When we talked through these incidents, we noted that in the first situation her anxiety was for her own survival and in the second for another's. While trying to make sense of the two incidents, Jane realised that eating food on the plane would not have helped in the same way that the alcohol had. When her partner was absent and longed for, eating chips, biscuits and chocolate somehow helped her to feel that her partner was present: they filled an empty feeling inside her. This seems to be a common phenomenon possibly due to our early experience as babies. When we are being feed and so our stomachs are being filled, our mother is usually present. We start to associated the filling of our stomachs with a nurturing other being present. On the other hand, what was needed on the plane was not to fill an empty feeling, but to avoid being in the present moment. By drinking too much and not having to be present, she gained a sense of relief as her fear of crashing disappeared as she got increasingly intoxicated. We might then choose different self-harming activities for different types, as well as different levels of anxiety.
So we have seen that self-harming activities are something that we all have the capacity to do when our emotional arousal is greater than our capacity to deal with it. Being aware and remembering that this is normal human behaviour in circumstances when we are in pain, keeps to the forefront of our minds the pain and suffering that is being experienced by those drinking excessively or taking drugs habitually. If self-harming behaviour in general can be seen as the result of emotional distress, then the gross self-harm that results from excessive use of chemical substances reflects the severity and quality of the psychological distress. Once we look at self-harming in this more general way it is more difficult to maintain a self-critical stance and our compassion naturally opens towards ourselves and other individuals using substances.

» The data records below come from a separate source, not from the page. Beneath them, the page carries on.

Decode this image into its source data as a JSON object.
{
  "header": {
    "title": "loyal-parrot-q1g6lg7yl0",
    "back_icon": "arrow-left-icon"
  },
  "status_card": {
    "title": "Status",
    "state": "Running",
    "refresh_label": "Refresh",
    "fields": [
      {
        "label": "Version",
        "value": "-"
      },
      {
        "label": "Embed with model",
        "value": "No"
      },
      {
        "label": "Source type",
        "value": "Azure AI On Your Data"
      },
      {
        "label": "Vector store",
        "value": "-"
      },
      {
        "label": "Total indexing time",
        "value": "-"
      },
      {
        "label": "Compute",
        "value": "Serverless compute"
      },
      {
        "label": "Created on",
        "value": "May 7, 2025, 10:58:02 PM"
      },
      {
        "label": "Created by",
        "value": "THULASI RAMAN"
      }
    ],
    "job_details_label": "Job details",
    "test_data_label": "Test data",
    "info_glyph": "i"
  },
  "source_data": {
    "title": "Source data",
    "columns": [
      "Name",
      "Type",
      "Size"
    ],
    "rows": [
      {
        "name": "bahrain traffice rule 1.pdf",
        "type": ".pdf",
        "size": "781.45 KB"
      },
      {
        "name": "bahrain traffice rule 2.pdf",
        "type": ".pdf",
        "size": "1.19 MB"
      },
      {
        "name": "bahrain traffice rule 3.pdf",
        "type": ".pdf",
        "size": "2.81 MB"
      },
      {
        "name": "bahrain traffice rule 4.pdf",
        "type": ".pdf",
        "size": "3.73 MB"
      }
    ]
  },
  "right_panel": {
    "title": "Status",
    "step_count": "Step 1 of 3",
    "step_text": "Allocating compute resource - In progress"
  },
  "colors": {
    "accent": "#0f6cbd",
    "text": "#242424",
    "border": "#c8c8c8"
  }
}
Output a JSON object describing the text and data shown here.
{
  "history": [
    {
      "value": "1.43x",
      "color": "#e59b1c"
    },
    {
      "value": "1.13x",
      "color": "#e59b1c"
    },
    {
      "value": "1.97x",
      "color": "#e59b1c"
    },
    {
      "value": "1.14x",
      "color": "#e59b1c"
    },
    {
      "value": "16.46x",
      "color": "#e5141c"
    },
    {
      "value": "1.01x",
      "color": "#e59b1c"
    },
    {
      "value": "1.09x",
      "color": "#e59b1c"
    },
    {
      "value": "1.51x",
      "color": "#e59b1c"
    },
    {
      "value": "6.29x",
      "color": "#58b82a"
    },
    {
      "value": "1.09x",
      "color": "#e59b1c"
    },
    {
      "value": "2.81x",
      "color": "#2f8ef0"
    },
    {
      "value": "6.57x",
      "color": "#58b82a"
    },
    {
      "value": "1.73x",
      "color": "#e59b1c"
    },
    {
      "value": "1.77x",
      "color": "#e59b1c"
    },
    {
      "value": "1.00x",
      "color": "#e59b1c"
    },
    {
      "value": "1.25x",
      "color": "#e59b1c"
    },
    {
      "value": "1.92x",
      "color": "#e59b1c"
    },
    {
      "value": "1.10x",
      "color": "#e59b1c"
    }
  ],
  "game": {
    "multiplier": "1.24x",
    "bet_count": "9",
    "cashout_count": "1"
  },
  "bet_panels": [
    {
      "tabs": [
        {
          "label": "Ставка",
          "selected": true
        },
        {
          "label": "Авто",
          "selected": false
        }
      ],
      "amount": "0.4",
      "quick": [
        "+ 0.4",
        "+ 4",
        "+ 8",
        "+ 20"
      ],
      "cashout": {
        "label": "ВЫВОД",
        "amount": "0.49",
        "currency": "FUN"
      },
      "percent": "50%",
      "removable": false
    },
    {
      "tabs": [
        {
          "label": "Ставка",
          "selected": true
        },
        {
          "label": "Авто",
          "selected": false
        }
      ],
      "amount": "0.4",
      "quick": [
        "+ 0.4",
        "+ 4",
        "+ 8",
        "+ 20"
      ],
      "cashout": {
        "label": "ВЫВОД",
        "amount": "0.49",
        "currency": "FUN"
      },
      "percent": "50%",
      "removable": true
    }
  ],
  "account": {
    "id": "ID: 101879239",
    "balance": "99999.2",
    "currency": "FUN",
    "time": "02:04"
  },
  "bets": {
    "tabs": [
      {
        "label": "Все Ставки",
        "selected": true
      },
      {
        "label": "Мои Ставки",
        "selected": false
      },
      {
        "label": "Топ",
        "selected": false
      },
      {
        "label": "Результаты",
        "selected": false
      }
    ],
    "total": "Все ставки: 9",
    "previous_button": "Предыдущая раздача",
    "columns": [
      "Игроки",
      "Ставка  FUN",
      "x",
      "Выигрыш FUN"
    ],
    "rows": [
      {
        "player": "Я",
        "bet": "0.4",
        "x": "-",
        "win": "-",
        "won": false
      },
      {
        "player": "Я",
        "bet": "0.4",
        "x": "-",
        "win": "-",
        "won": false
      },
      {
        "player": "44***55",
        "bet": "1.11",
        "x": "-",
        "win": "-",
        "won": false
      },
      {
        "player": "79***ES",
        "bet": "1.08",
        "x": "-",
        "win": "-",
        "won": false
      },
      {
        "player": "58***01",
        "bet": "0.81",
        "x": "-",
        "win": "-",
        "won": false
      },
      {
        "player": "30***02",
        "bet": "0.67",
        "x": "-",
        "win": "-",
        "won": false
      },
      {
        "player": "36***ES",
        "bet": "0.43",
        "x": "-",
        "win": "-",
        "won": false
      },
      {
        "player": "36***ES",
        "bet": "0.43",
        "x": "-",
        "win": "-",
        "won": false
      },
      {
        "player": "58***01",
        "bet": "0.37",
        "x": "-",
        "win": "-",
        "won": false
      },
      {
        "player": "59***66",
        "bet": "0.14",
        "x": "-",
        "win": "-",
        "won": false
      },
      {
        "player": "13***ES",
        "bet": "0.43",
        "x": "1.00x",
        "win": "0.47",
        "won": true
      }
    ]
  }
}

TURP M. (2003)Hidden self-harm. Narratives from Psychotherapy.London: Jessica Kingsley Publishers Ltd